Time spent on social media has officially tipped from the desktop to mobile. This has huge implications for social advertising. Native advertising, in which posts are integrated into the social media stream, is already performing well on desktop.
But on mobile, the stream is the experience, and native advertising is the only type of ad served.
For a recent report, BI Intelligence spoke to leaders in the native advertising space, including major ad buyers, investors in up-and-coming social media networks like Pinterest, and social media analytics experts to understand the forces driving the stampede into native-social advertising. We examine the top formats, dig into Facebook’s suite of native ad products, and look at how effective native-social ads can be.

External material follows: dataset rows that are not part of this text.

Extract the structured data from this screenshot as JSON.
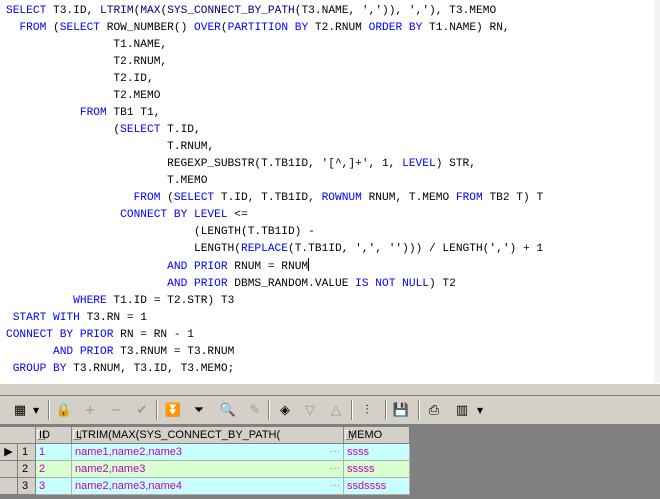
{
  "editor": {
    "lines": [
      [
        [
          "kw",
          "SELECT"
        ],
        [
          "t",
          " T3.ID, "
        ],
        [
          "fn",
          "LTRIM"
        ],
        [
          "t",
          "("
        ],
        [
          "fn",
          "MAX"
        ],
        [
          "t",
          "("
        ],
        [
          "fn",
          "SYS_CONNECT_BY_PATH"
        ],
        [
          "t",
          "(T3.NAME, ','"
        ],
        [
          "t",
          ")), ','), T3.MEMO"
        ]
      ],
      [
        [
          "t",
          "  "
        ],
        [
          "kw",
          "FROM"
        ],
        [
          "t",
          " ("
        ],
        [
          "kw",
          "SELECT"
        ],
        [
          "t",
          " ROW_NUMBER() "
        ],
        [
          "kw",
          "OVER"
        ],
        [
          "t",
          "("
        ],
        [
          "kw",
          "PARTITION BY"
        ],
        [
          "t",
          " T2.RNUM "
        ],
        [
          "kw",
          "ORDER BY"
        ],
        [
          "t",
          " T1.NAME) RN,"
        ]
      ],
      [
        [
          "t",
          "                T1.NAME,"
        ]
      ],
      [
        [
          "t",
          "                T2.RNUM,"
        ]
      ],
      [
        [
          "t",
          "                T2.ID,"
        ]
      ],
      [
        [
          "t",
          "                T2.MEMO"
        ]
      ],
      [
        [
          "t",
          "           "
        ],
        [
          "kw",
          "FROM"
        ],
        [
          "t",
          " TB1 T1,"
        ]
      ],
      [
        [
          "t",
          "                ("
        ],
        [
          "kw",
          "SELECT"
        ],
        [
          "t",
          " T.ID,"
        ]
      ],
      [
        [
          "t",
          "                        T.RNUM,"
        ]
      ],
      [
        [
          "t",
          "                        REGEXP_SUBSTR(T.TB1ID, '[^,]+', 1, "
        ],
        [
          "kw",
          "LEVEL"
        ],
        [
          "t",
          ") STR,"
        ]
      ],
      [
        [
          "t",
          "                        T.MEMO"
        ]
      ],
      [
        [
          "t",
          "                   "
        ],
        [
          "kw",
          "FROM"
        ],
        [
          "t",
          " ("
        ],
        [
          "kw",
          "SELECT"
        ],
        [
          "t",
          " T.ID, T.TB1ID, "
        ],
        [
          "kw",
          "ROWNUM"
        ],
        [
          "t",
          " RNUM, T.MEMO "
        ],
        [
          "kw",
          "FROM"
        ],
        [
          "t",
          " TB2 T) T"
        ]
      ],
      [
        [
          "t",
          "                 "
        ],
        [
          "kw",
          "CONNECT BY LEVEL"
        ],
        [
          "t",
          " <="
        ]
      ],
      [
        [
          "t",
          "                            (LENGTH(T.TB1ID) -"
        ]
      ],
      [
        [
          "t",
          "                            LENGTH("
        ],
        [
          "kw",
          "REPLACE"
        ],
        [
          "t",
          "(T.TB1ID, ',', ''))) / LENGTH(',') + 1"
        ]
      ],
      [
        [
          "t",
          "                        "
        ],
        [
          "kw",
          "AND PRIOR"
        ],
        [
          "t",
          " RNUM = RNUM"
        ],
        [
          "caret",
          ""
        ]
      ],
      [
        [
          "t",
          "                        "
        ],
        [
          "kw",
          "AND PRIOR"
        ],
        [
          "t",
          " DBMS_RANDOM.VALUE "
        ],
        [
          "kw",
          "IS NOT NULL"
        ],
        [
          "t",
          ") T2"
        ]
      ],
      [
        [
          "t",
          "          "
        ],
        [
          "kw",
          "WHERE"
        ],
        [
          "t",
          " T1.ID = T2.STR) T3"
        ]
      ],
      [
        [
          "t",
          " "
        ],
        [
          "kw",
          "START WITH"
        ],
        [
          "t",
          " T3.RN = 1"
        ]
      ],
      [
        [
          "kw",
          "CONNECT BY PRIOR"
        ],
        [
          "t",
          " RN = RN - 1"
        ]
      ],
      [
        [
          "t",
          "       "
        ],
        [
          "kw",
          "AND PRIOR"
        ],
        [
          "t",
          " T3.RNUM = T3.RNUM"
        ]
      ],
      [
        [
          "t",
          " "
        ],
        [
          "kw",
          "GROUP BY"
        ],
        [
          "t",
          " T3.RNUM, T3.ID, T3.MEMO;"
        ]
      ]
    ]
  },
  "toolbar": {
    "buttons": [
      {
        "name": "grid-options-icon",
        "glyph": "▦",
        "disabled": false
      },
      {
        "name": "lock-icon",
        "glyph": "🔒",
        "disabled": false
      },
      {
        "name": "add-record-icon",
        "glyph": "+",
        "disabled": true
      },
      {
        "name": "delete-record-icon",
        "glyph": "−",
        "disabled": true
      },
      {
        "name": "post-changes-icon",
        "glyph": "✔",
        "disabled": true
      },
      {
        "name": "query-all-records-icon",
        "glyph": "⏬",
        "disabled": false
      },
      {
        "name": "next-page-icon",
        "glyph": "⏷",
        "disabled": false
      },
      {
        "name": "find-binoculars-icon",
        "glyph": "🔍",
        "disabled": false
      },
      {
        "name": "clear-eraser-icon",
        "glyph": "✎",
        "disabled": true
      },
      {
        "name": "filter-records-icon",
        "glyph": "◈",
        "disabled": false
      },
      {
        "name": "previous-record-icon",
        "glyph": "▽",
        "disabled": true
      },
      {
        "name": "next-record-icon",
        "glyph": "△",
        "disabled": true
      },
      {
        "name": "explain-plan-icon",
        "glyph": "⫶",
        "disabled": false
      },
      {
        "name": "save-icon",
        "glyph": "💾",
        "disabled": false
      },
      {
        "name": "print-icon",
        "glyph": "⎙",
        "disabled": false
      },
      {
        "name": "chart-icon",
        "glyph": "▥",
        "disabled": false
      }
    ]
  },
  "grid": {
    "columns": [
      "ID",
      "LTRIM(MAX(SYS_CONNECT_BY_PATH(",
      "MEMO"
    ],
    "rows": [
      {
        "num": "1",
        "current": true,
        "cells": [
          "1",
          "name1,name2,name3",
          "ssss"
        ]
      },
      {
        "num": "2",
        "current": false,
        "cells": [
          "2",
          "name2,name3",
          "sssss"
        ]
      },
      {
        "num": "3",
        "current": false,
        "cells": [
          "3",
          "name2,name3,name4",
          "ssdssss"
        ]
      }
    ],
    "current_row_marker": "▶",
    "ellipsis": "···"
  }
}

“In the future, all advertising on social media will be native in-stream ads,” says Jan Rezab, CEO of Socialbakers, a social media analytics company that works with Fortune 100 brands. “The right rail and banners will disappear altogether.”
Here’s why experts are so bullish:
- At BIA/Kelsey, which forecast that $US11 billion would be spent on social ads in 2017 and 40% would go to native ads, Jed Williams, author of the forecast, said: “if I was to re-forecast the native ad market today, would we project it growing larger at a faster rate? Certainly.”
- In-stream native ads look, feel, and function seamlessly across mobile and PC, which is precisely what brands want, as they seek to build cross-device campaigns.
- On mobile’s smaller screens, the stream is the experience. Mobile ad spend was up 83% last year, to $US8.9 billion globally.
- Twitter started the native-social ad trend with Promoted Tweets in early 2010. The social network is now among the most influential voices in arguing that TV and digital ad spend can work hand-in-hand. Twitter now offers a suite of three different in-stream native ad products.
- Now, LinkedIn is making major investments in its native strategy and Pinterest is piloting native ads on its platform.
- We believe image- and video-sharing networks such as Pinterest, Vine, and Snapchat will soon be offering some of the most effective types of native ads, centered on pictures. Photos are the most shared type of content on the Web; 43% of global Internet users have shared a photo in the past month.
In full, the report:
- Compares the adoption of native-social ads by top brands and advertisers, and how committed they are to allocating spend to each of the social networks
- Looks at what native advertising might look like on Snapchat, Pinterest, Vine, Instagram, the most image-centric social networks
- Discusses how native-social advertisements can be bought and sold in automated exchanges like Facebook’s FBX
- Examines the data that proves the effectiveness of in-stream ads and their superior metrics relative to banner and display ads
- Explains why market research firms have underestimated how big the shift to native-social advertising has turned out to be